## [Work to be completed]
Exactly the lines from the one with "Transcribe this image's" through the end of the records below are needed, minus any pictures.

## [Task inputs]
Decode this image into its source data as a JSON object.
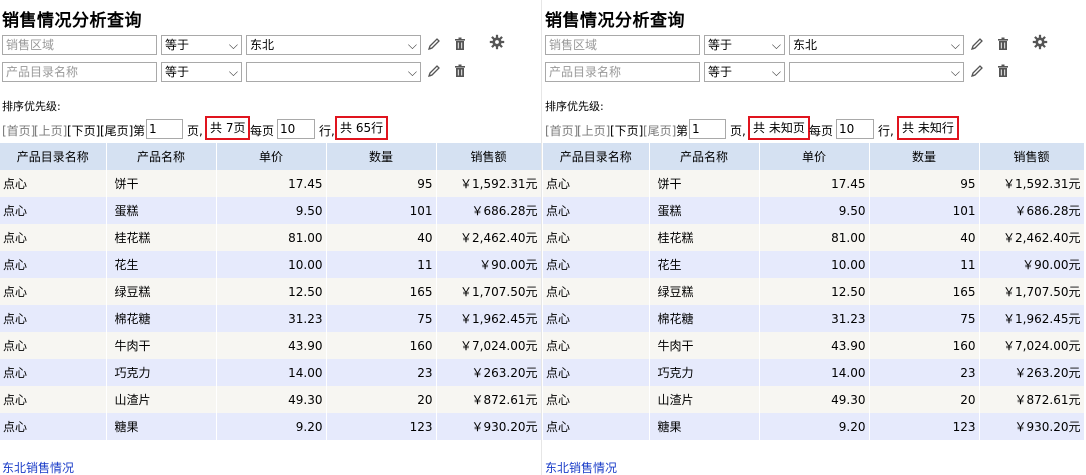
{
  "panels": [
    {
      "id": "left",
      "title": "销售情况分析查询",
      "filters": [
        {
          "field_placeholder": "销售区域",
          "operator": "等于",
          "value": "东北"
        },
        {
          "field_placeholder": "产品目录名称",
          "operator": "等于",
          "value": ""
        }
      ],
      "sort_label": "排序优先级:",
      "pager": {
        "first": "[首页]",
        "prev": "[上页]",
        "next": "[下页]",
        "last": "[尾页]",
        "page_prefix": "第",
        "page_value": "1",
        "page_suffix": "页,",
        "total_pages": "共 7页",
        "per_page_prefix": "每页",
        "per_page_value": "10",
        "rows_suffix": "行,",
        "total_rows": "共 65行"
      },
      "footer_link": "东北销售情况"
    },
    {
      "id": "right",
      "title": "销售情况分析查询",
      "filters": [
        {
          "field_placeholder": "销售区域",
          "operator": "等于",
          "value": "东北"
        },
        {
          "field_placeholder": "产品目录名称",
          "operator": "等于",
          "value": ""
        }
      ],
      "sort_label": "排序优先级:",
      "pager": {
        "first": "[首页]",
        "prev": "[上页]",
        "next": "[下页]",
        "last": "[尾页]",
        "page_prefix": "第",
        "page_value": "1",
        "page_suffix": "页,",
        "total_pages": "共 未知页",
        "per_page_prefix": "每页",
        "per_page_value": "10",
        "rows_suffix": "行,",
        "total_rows": "共 未知行"
      },
      "footer_link": "东北销售情况"
    }
  ],
  "table": {
    "headers": [
      "产品目录名称",
      "产品名称",
      "单价",
      "数量",
      "销售额"
    ],
    "rows": [
      [
        "点心",
        "饼干",
        "17.45",
        "95",
        "￥1,592.31元"
      ],
      [
        "点心",
        "蛋糕",
        "9.50",
        "101",
        "￥686.28元"
      ],
      [
        "点心",
        "桂花糕",
        "81.00",
        "40",
        "￥2,462.40元"
      ],
      [
        "点心",
        "花生",
        "10.00",
        "11",
        "￥90.00元"
      ],
      [
        "点心",
        "绿豆糕",
        "12.50",
        "165",
        "￥1,707.50元"
      ],
      [
        "点心",
        "棉花糖",
        "31.23",
        "75",
        "￥1,962.45元"
      ],
      [
        "点心",
        "牛肉干",
        "43.90",
        "160",
        "￥7,024.00元"
      ],
      [
        "点心",
        "巧克力",
        "14.00",
        "23",
        "￥263.20元"
      ],
      [
        "点心",
        "山渣片",
        "49.30",
        "20",
        "￥872.61元"
      ],
      [
        "点心",
        "糖果",
        "9.20",
        "123",
        "￥930.20元"
      ]
    ]
  },
  "colors": {
    "header_bg": "#d5e1f2",
    "row_odd": "#f7f6f2",
    "row_even": "#e6eafc",
    "highlight": "#e0141e",
    "link": "#1a3cc8"
  },
  "icons": [
    "edit-icon",
    "delete-icon",
    "gear-icon",
    "chevron-down-icon"
  ]
}
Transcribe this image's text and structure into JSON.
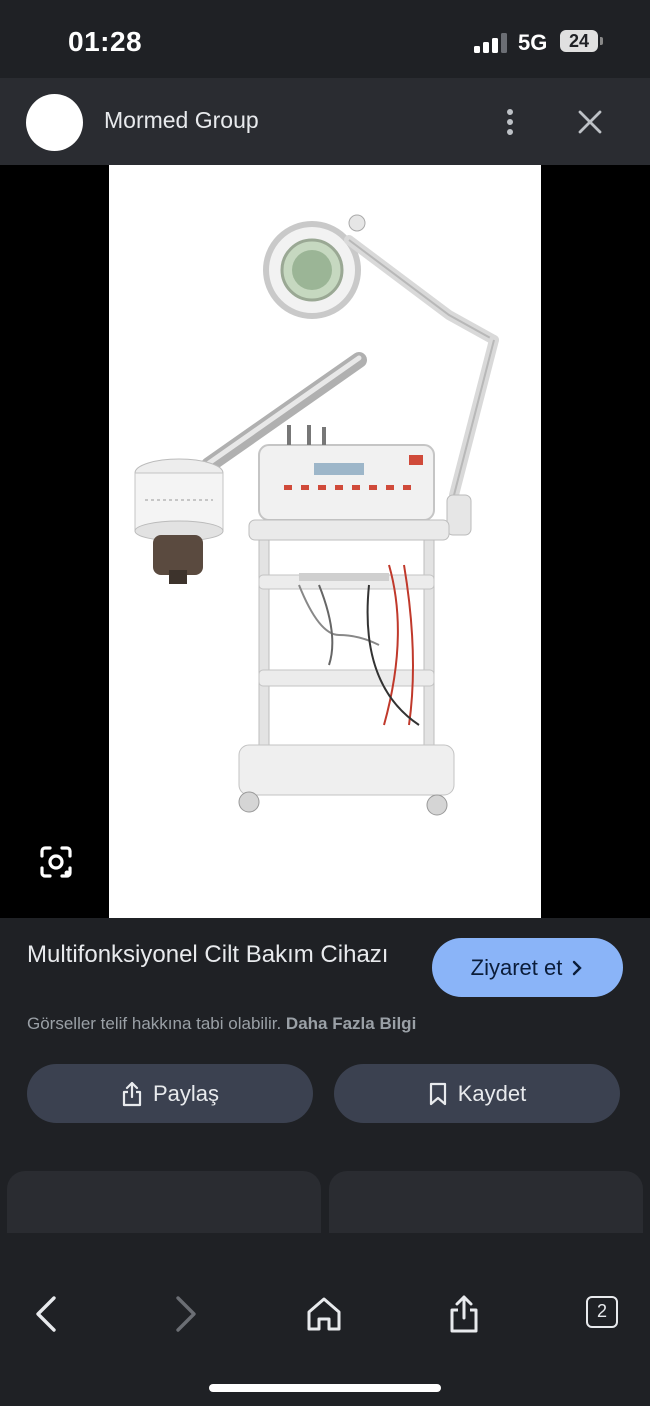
{
  "status": {
    "time": "01:28",
    "network": "5G",
    "battery": "24"
  },
  "header": {
    "site_name": "Mormed Group"
  },
  "result": {
    "title": "Multifonksiyonel Cilt Bakım Cihazı",
    "visit_label": "Ziyaret et",
    "copyright_text": "Görseller telif hakkına tabi olabilir.",
    "more_info_link": "Daha Fazla Bilgi"
  },
  "actions": {
    "share_label": "Paylaş",
    "save_label": "Kaydet"
  },
  "nav": {
    "tab_count": "2"
  },
  "colors": {
    "accent": "#8ab4f8",
    "background": "#1f2125",
    "pill": "#3b4150"
  },
  "icons": [
    "signal-icon",
    "battery-icon",
    "more-vert-icon",
    "close-icon",
    "lens-icon",
    "share-icon",
    "bookmark-icon",
    "back-icon",
    "forward-icon",
    "home-icon",
    "share-nav-icon",
    "tabs-icon"
  ]
}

## [Solution]
Transcribe this image's text and structure into JSON.
{
  "status": {
    "time": "01:28",
    "network": "5G",
    "battery": "24"
  },
  "header": {
    "site_name": "Mormed Group"
  },
  "result": {
    "title": "Multifonksiyonel Cilt Bakım Cihazı",
    "visit_label": "Ziyaret et",
    "copyright_text": "Görseller telif hakkına tabi olabilir.",
    "more_info_link": "Daha Fazla Bilgi"
  },
  "actions": {
    "share_label": "Paylaş",
    "save_label": "Kaydet"
  },
  "nav": {
    "tab_count": "2"
  },
  "colors": {
    "accent": "#8ab4f8",
    "background": "#1f2125",
    "pill": "#3b4150"
  },
  "icons": [
    "signal-icon",
    "battery-icon",
    "more-vert-icon",
    "close-icon",
    "lens-icon",
    "share-icon",
    "bookmark-icon",
    "back-icon",
    "forward-icon",
    "home-icon",
    "share-nav-icon",
    "tabs-icon"
  ]
}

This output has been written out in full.